▶ [The problem] Only the lines that contain the string "BlocBox" belong in the answer; pull them from the records.
=====
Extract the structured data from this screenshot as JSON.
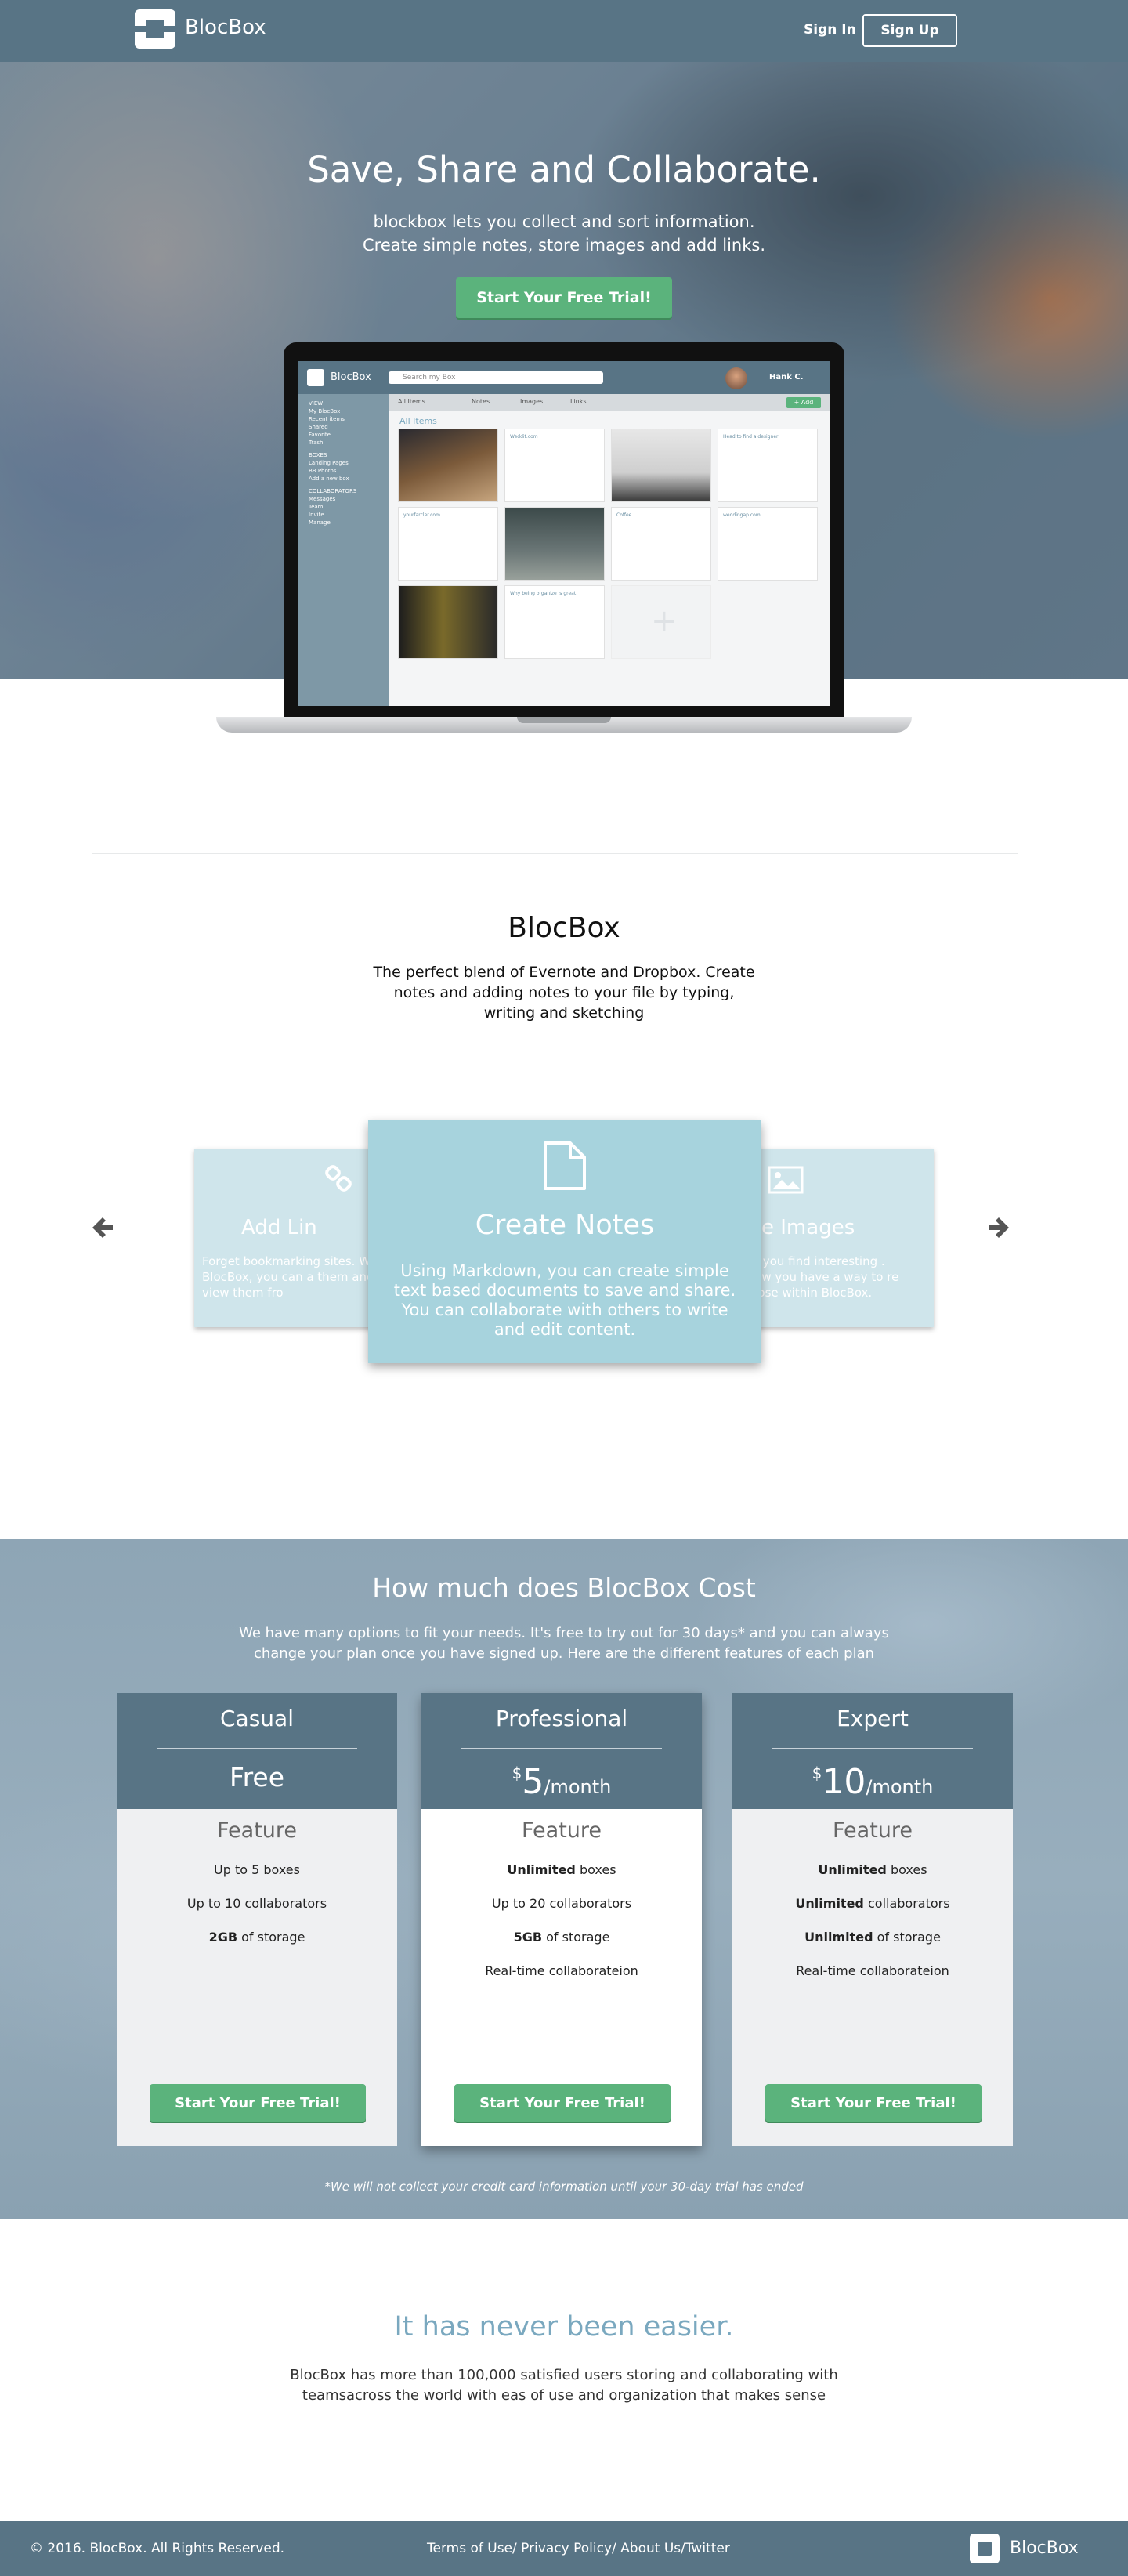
{
  "nav": {
    "brand": "BlocBox",
    "sign_in": "Sign In",
    "sign_up": "Sign Up"
  },
  "hero": {
    "title": "Save, Share and Collaborate.",
    "subtitle_line1": "blockbox lets you collect and sort information.",
    "subtitle_line2": "Create simple notes, store images and add links.",
    "cta": "Start Your Free Trial!"
  },
  "app_preview": {
    "brand": "BlocBox",
    "search_placeholder": "Search my Box",
    "user": "Hank C.",
    "sidebar": [
      "VIEW",
      "My BlocBox",
      "Recent items",
      "Shared",
      "Favorite",
      "Trash",
      "BOXES",
      "Landing Pages",
      "BB Photos",
      "Add a new box",
      "COLLABORATORS",
      "Messages",
      "Team",
      "Invite",
      "Manage"
    ],
    "tabs": [
      "All Items",
      "Notes",
      "Images",
      "Links"
    ],
    "add_button": "+ Add",
    "section_label": "All Items",
    "card_texts": [
      "Weddit.com",
      "Head to find a designer",
      "yourfarcler.com",
      "Coffee",
      "weddingap.com",
      "Why being organize is great"
    ]
  },
  "intro": {
    "title": "BlocBox",
    "text": "The perfect blend of Evernote and Dropbox. Create notes and adding notes to your file by typing, writing and sketching"
  },
  "carousel": {
    "prev_icon": "chevron-left-icon",
    "next_icon": "chevron-right-icon",
    "left_card": {
      "title": "Add Lin",
      "desc": "Forget bookmarking sites. With BlocBox, you can a them and view them fro"
    },
    "center_card": {
      "title": "Create Notes",
      "desc": "Using Markdown, you can create simple text based documents to save and share. You can collaborate with others to write and edit content."
    },
    "right_card": {
      "title": "e Images",
      "desc": "es you find interesting . Now you have a way to re those within BlocBox."
    }
  },
  "pricing": {
    "title": "How much does BlocBox Cost",
    "subtitle": "We have many options to fit your needs. It's free to try out for 30 days* and you can always change your plan once you have signed up. Here are the different features of each plan",
    "feature_heading": "Feature",
    "cta": "Start Your Free Trial!",
    "note": "*We will not collect your credit card information until your 30-day trial has ended",
    "plans": [
      {
        "name": "Casual",
        "price": "Free",
        "features": [
          {
            "bold": "",
            "text": "Up to 5 boxes"
          },
          {
            "bold": "",
            "text": "Up to 10 collaborators"
          },
          {
            "bold": "2GB",
            "text": " of storage"
          }
        ]
      },
      {
        "name": "Professional",
        "currency": "$",
        "amount": "5",
        "period": "/month",
        "features": [
          {
            "bold": "Unlimited",
            "text": " boxes"
          },
          {
            "bold": "",
            "text": "Up to 20 collaborators"
          },
          {
            "bold": "5GB",
            "text": " of storage"
          },
          {
            "bold": "",
            "text": "Real-time collaborateion"
          }
        ]
      },
      {
        "name": "Expert",
        "currency": "$",
        "amount": "10",
        "period": "/month",
        "features": [
          {
            "bold": "Unlimited",
            "text": " boxes"
          },
          {
            "bold": "Unlimited",
            "text": " collaborators"
          },
          {
            "bold": "Unlimited",
            "text": " of storage"
          },
          {
            "bold": "",
            "text": "Real-time collaborateion"
          }
        ]
      }
    ]
  },
  "easier": {
    "title": "It has never been easier.",
    "text": "BlocBox has more than 100,000 satisfied users storing and collaborating with teamsacross the world with eas of use and organization that makes sense"
  },
  "footer": {
    "copyright": "© 2016. BlocBox. All Rights Reserved.",
    "terms": "Terms of Use/",
    "privacy": " Privacy Policy/",
    "about": " About Us/",
    "twitter": "Twitter",
    "brand": "BlocBox"
  },
  "colors": {
    "primary": "#587485",
    "accent_green": "#5bb37c",
    "card_light": "#cfe5eb",
    "card_active": "#a7d3dd",
    "heading_blue": "#7aa8bf"
  }
}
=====
▶ [Reply]
    "brand": "BlocBox",
    "brand": "BlocBox",
      "My BlocBox",
    "title": "BlocBox",
      "desc": "Forget bookmarking sites. With BlocBox, you can a them and view them fro"
      "desc": "es you find interesting . Now you have a way to re those within BlocBox."
    "title": "How much does BlocBox Cost",
    "text": "BlocBox has more than 100,000 satisfied users storing and collaborating with teamsacross the world with eas of use and organization that makes sense"
    "copyright": "© 2016. BlocBox. All Rights Reserved.",
    "brand": "BlocBox"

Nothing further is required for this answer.